## REQUIREMENT
Every record should be restated exactly, with no images included.

[Opening INPUT FOR THIS TASK section]

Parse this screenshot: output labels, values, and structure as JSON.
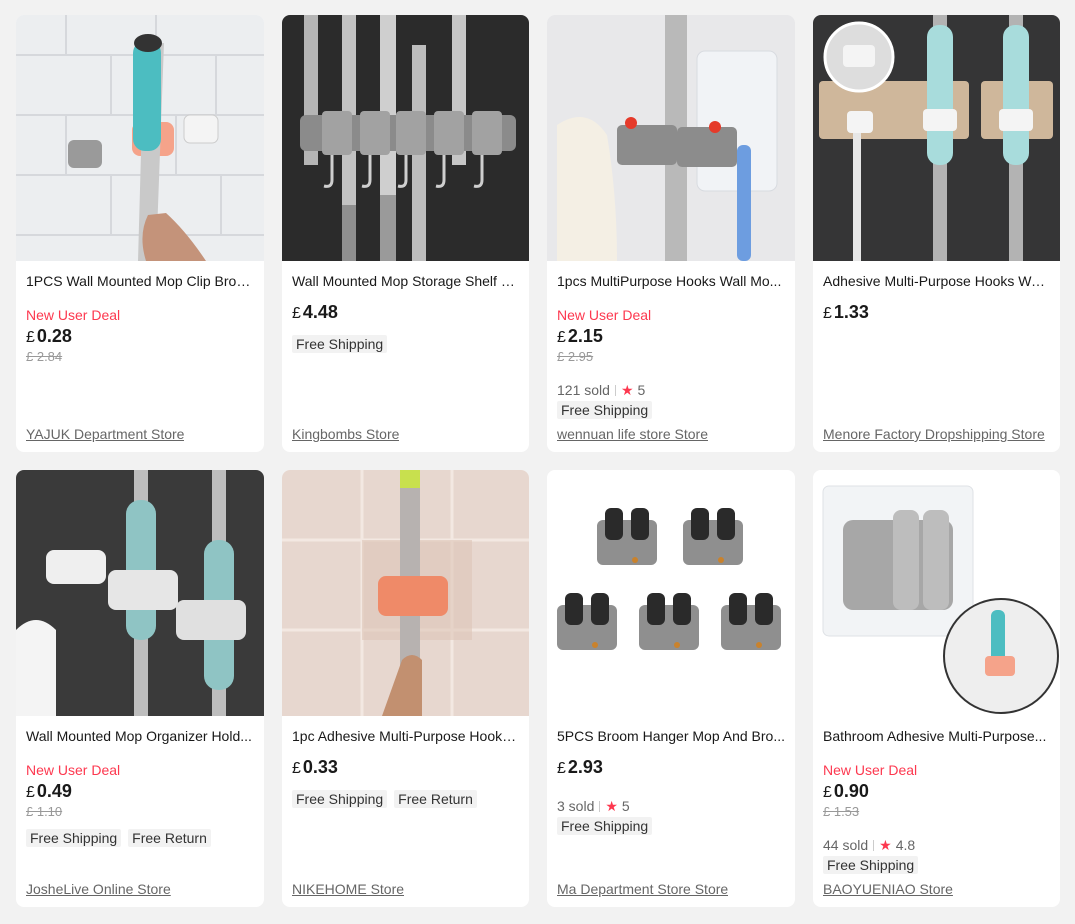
{
  "currency_symbol": "£",
  "colors": {
    "deal_red": "#fd384f",
    "background": "#f2f2f2"
  },
  "products": [
    {
      "title": "1PCS Wall Mounted Mop Clip Broo...",
      "deal": "New User Deal",
      "price": "0.28",
      "original_price": "£ 2.84",
      "store": "YAJUK Department Store",
      "image_icon": "mop-clip-image"
    },
    {
      "title": "Wall Mounted Mop Storage Shelf R...",
      "price": "4.48",
      "tags": [
        "Free Shipping"
      ],
      "store": "Kingbombs Store",
      "image_icon": "mop-shelf-image"
    },
    {
      "title": "1pcs MultiPurpose Hooks Wall Mo...",
      "deal": "New User Deal",
      "price": "2.15",
      "original_price": "£ 2.95",
      "sold": "121 sold",
      "rating": "5",
      "tags": [
        "Free Shipping"
      ],
      "store": "wennuan life store Store",
      "image_icon": "multipurpose-hook-image"
    },
    {
      "title": "Adhesive Multi-Purpose Hooks Wa...",
      "price": "1.33",
      "store": "Menore Factory Dropshipping Store",
      "image_icon": "adhesive-hook-image"
    },
    {
      "title": "Wall Mounted Mop Organizer Hold...",
      "deal": "New User Deal",
      "price": "0.49",
      "original_price": "£ 1.10",
      "tags": [
        "Free Shipping",
        "Free Return"
      ],
      "store": "JosheLive Online Store",
      "image_icon": "mop-organizer-image"
    },
    {
      "title": "1pc Adhesive Multi-Purpose Hooks...",
      "price": "0.33",
      "tags": [
        "Free Shipping",
        "Free Return"
      ],
      "store": "NIKEHOME Store",
      "image_icon": "pink-hook-image"
    },
    {
      "title": "5PCS Broom Hanger Mop And Bro...",
      "price": "2.93",
      "sold": "3 sold",
      "rating": "5",
      "tags": [
        "Free Shipping"
      ],
      "store": "Ma Department Store Store",
      "image_icon": "broom-hanger-set-image"
    },
    {
      "title": "Bathroom Adhesive Multi-Purpose...",
      "deal": "New User Deal",
      "price": "0.90",
      "original_price": "£ 1.53",
      "sold": "44 sold",
      "rating": "4.8",
      "tags": [
        "Free Shipping"
      ],
      "store": "BAOYUENIAO Store",
      "image_icon": "bathroom-hook-image"
    }
  ]
}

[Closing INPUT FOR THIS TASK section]

## ANSWER AREA
Parse this screenshot: output labels, values, and structure as JSON.
{
  "currency_symbol": "£",
  "colors": {
    "deal_red": "#fd384f",
    "background": "#f2f2f2"
  },
  "products": [
    {
      "title": "1PCS Wall Mounted Mop Clip Broo...",
      "deal": "New User Deal",
      "price": "0.28",
      "original_price": "£ 2.84",
      "store": "YAJUK Department Store",
      "image_icon": "mop-clip-image"
    },
    {
      "title": "Wall Mounted Mop Storage Shelf R...",
      "price": "4.48",
      "tags": [
        "Free Shipping"
      ],
      "store": "Kingbombs Store",
      "image_icon": "mop-shelf-image"
    },
    {
      "title": "1pcs MultiPurpose Hooks Wall Mo...",
      "deal": "New User Deal",
      "price": "2.15",
      "original_price": "£ 2.95",
      "sold": "121 sold",
      "rating": "5",
      "tags": [
        "Free Shipping"
      ],
      "store": "wennuan life store Store",
      "image_icon": "multipurpose-hook-image"
    },
    {
      "title": "Adhesive Multi-Purpose Hooks Wa...",
      "price": "1.33",
      "store": "Menore Factory Dropshipping Store",
      "image_icon": "adhesive-hook-image"
    },
    {
      "title": "Wall Mounted Mop Organizer Hold...",
      "deal": "New User Deal",
      "price": "0.49",
      "original_price": "£ 1.10",
      "tags": [
        "Free Shipping",
        "Free Return"
      ],
      "store": "JosheLive Online Store",
      "image_icon": "mop-organizer-image"
    },
    {
      "title": "1pc Adhesive Multi-Purpose Hooks...",
      "price": "0.33",
      "tags": [
        "Free Shipping",
        "Free Return"
      ],
      "store": "NIKEHOME Store",
      "image_icon": "pink-hook-image"
    },
    {
      "title": "5PCS Broom Hanger Mop And Bro...",
      "price": "2.93",
      "sold": "3 sold",
      "rating": "5",
      "tags": [
        "Free Shipping"
      ],
      "store": "Ma Department Store Store",
      "image_icon": "broom-hanger-set-image"
    },
    {
      "title": "Bathroom Adhesive Multi-Purpose...",
      "deal": "New User Deal",
      "price": "0.90",
      "original_price": "£ 1.53",
      "sold": "44 sold",
      "rating": "4.8",
      "tags": [
        "Free Shipping"
      ],
      "store": "BAOYUENIAO Store",
      "image_icon": "bathroom-hook-image"
    }
  ]
}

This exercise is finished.